Un/common Places

Group Houses in Arlington

Kansas Street

Essay by Cynthia Connolly, Visual Arts Staff, Arlington Cultural Affairs 
December, 2009

The tearing down of the “Kansas Street” group house marks the end of the era of group houses in Arlington.  The people I knew in the houses moved to Arlington because it was relatively safe and affordable, the houses were big enough to share with a handful of people, and there were basements where bands could practice without the neighbors being disturbed.  There was a great community of group houses in Arlington starting in the 1980’s, and “Kansas Street” could be the last.

 “Kansas Street” was located at 900 North Kansas Street in Arlington.  In the 1980’s I remember it as an antique store where I bought some dishes for the group house I lived in, "Dischord House" on North Fourth in Arlington, named for the record label it housed, Dischord Records.  After the antique store closed, the house became home to a handful of musicians and artists, whose  rent and utility bills were shared and thus living expenses were low, allowing us to have only a part-time job which gave us more time to do our art.  Most of us were musicians.  I was an artist.  At the time that  “Kansas Street” (or “Kansas House” to others) became a group house, there were still other single-family houses on the block.  Slowly, in the late 90’s, the houses around it were sold and torn down.  On the opposite side of the block, a large beige apartment building was built, and, on Kansas Street the empty lots made into a temporary parking lot. 

Last week I went to the house, hoping to talk to the tenants and see if I could take photographs of the interior.  I looked down to see a bundle of that day’s mail stashed between the storm door and door, with a Verizon letter sent to my friend, Mary Chen. (She lived in that house in 1998 and she sold the work of a Philadelphia artist from that house whose name is Jim Houser, who is now a successful artist who has shown worldwide.)  I stood on the porch and looked around.
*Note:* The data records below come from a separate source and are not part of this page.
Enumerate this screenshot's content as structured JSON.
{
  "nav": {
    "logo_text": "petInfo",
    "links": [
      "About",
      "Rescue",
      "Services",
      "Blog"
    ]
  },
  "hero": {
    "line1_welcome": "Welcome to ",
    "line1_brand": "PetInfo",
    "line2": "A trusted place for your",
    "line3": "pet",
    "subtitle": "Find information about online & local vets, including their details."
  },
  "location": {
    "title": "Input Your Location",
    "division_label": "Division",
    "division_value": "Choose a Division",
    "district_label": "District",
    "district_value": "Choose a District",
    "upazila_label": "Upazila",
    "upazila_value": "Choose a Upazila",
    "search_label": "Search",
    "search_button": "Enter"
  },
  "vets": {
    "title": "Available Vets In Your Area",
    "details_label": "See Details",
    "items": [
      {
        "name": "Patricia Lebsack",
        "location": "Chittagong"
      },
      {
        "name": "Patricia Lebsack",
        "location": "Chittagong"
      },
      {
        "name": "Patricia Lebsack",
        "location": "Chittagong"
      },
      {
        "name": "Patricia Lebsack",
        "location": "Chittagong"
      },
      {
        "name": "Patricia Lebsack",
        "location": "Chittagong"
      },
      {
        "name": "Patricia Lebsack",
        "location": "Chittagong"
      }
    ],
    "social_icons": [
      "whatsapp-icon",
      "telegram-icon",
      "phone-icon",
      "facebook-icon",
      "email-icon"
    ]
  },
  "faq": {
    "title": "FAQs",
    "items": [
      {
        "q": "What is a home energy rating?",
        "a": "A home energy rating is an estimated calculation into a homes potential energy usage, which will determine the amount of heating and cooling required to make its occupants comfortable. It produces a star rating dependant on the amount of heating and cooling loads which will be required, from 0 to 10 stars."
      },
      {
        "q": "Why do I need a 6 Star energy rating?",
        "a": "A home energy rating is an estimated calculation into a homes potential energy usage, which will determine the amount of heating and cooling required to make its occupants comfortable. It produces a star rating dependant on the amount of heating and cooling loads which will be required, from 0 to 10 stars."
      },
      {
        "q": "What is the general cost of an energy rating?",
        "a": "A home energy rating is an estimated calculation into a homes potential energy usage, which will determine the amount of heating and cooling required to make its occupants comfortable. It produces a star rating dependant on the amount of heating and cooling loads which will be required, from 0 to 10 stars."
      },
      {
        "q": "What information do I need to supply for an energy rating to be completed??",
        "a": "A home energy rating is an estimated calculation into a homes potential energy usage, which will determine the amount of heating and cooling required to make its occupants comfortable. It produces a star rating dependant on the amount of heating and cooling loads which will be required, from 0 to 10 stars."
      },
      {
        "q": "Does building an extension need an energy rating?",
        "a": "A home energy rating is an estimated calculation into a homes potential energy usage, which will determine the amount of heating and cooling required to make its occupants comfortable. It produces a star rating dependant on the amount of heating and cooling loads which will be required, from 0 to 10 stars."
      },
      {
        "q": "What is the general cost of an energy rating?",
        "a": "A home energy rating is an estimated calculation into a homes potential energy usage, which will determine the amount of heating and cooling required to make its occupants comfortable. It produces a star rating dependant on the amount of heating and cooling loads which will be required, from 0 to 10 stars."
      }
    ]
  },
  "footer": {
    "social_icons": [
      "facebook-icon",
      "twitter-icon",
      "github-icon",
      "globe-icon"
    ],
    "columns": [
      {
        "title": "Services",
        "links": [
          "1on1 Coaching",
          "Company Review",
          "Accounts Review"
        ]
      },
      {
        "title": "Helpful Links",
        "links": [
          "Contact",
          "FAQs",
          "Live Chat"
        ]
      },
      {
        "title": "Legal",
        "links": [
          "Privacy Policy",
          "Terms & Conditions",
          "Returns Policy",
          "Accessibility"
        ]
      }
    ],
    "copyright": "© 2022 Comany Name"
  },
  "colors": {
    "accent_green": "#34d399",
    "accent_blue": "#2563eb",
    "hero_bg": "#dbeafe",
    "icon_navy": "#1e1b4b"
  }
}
I put my hand on the big depression era brick next to the door and thought about the hours spent seeing bands play, sitting outside on the porch and on the lawn talking with friends.  The porch had a view of Wilson Boulevard, and, down the way, The Highlander Motor Inn.  Across the street are “new” homes, and I remember being concerned that the new neighbors would complain of the noise from the bands playing in the house. 
 
This house saw thousands of people from all over the world come in and out.  Bands toured and knew this house as a venue to play.  At some point, a tenant, Bob Massey, started a salon where people could perform works in progress: musically, written or performed.  The salon, which continued for probably a year,  nurtured ideas from the community in which we lived. 

Arlington group houses now gone include:
“Simple Machines” house at 510 North Monroe Street, which was torn down within the last five years. Simple Machines was a record label that produced over 100 records and CDs in the 1990’s, and band members from that label lived in the house.
“Dischord House,” on North Fourth still exists with the same owner but is no longer a group house. “Dischord House” was where members of a band Minor Threat practiced in the early 1980’s.  A record label named Dischord stored its inventory and eventually operated out of this house. The label is still in operation in Arlington and has distributed and manufactured more than a thousand cd’s and records from the Washington, DC area.  I lived in this house from 1986 until 2003 where I had my letterpress shop in the garage.
“Dag House” was home to many of the members of a band named Dag Nasty. 
“Positive Force House” had two locations, one on North 9th Street near Monroe, and, later, one on Fairfax Drive at Cleveland Street. Positive Force is a record label that started in Reno, Nevada in about 1981.  A group of people in DC used this name, having been inspired by the label name.  Many were activists in this house, along with some musicians.
“Teen Beat House” also had two locations, one at 715 North Wakefield and at 5316 Wilson Boulevard. The Arlington born owner of Teen Beat,  Mark Robinson, (and member of many bands including Unrest), lived and operated his record label out of these houses.  The label has released over 300 CD’s and/or records, and continues to do so, but is now based in Boston, MA.
“Underground Soldier House” on Hudson Street, where the bands, Embrace and Underground Soldier practiced in the 1980’s.
“Adams Street House”, 809 S. Adams Street, was in existence from 1996 - 2008. Key bands that practiced there were Motor Cycle Wars, Dead Teenagers, Nitro Tokyo, Disconnect, Routineers, The Cassettes, Cigarbox Planetarium, the Aquarium and Fugazi.

To read more about Kansas Street:
http://www.washingtoncitypaper.com/blogs/artsdesk/music/2009/10/16/i-think-were-not-in-kansas-house-anymore/#more-12012 
http://dcist.com/2009/12/secret_history_the_most_secret_meth.php
http://www.washingtoncitypaper.com/display.php?id=38231

 

Photo copyright Cynthia Connolly 2009 for Arlington Cultural Affairs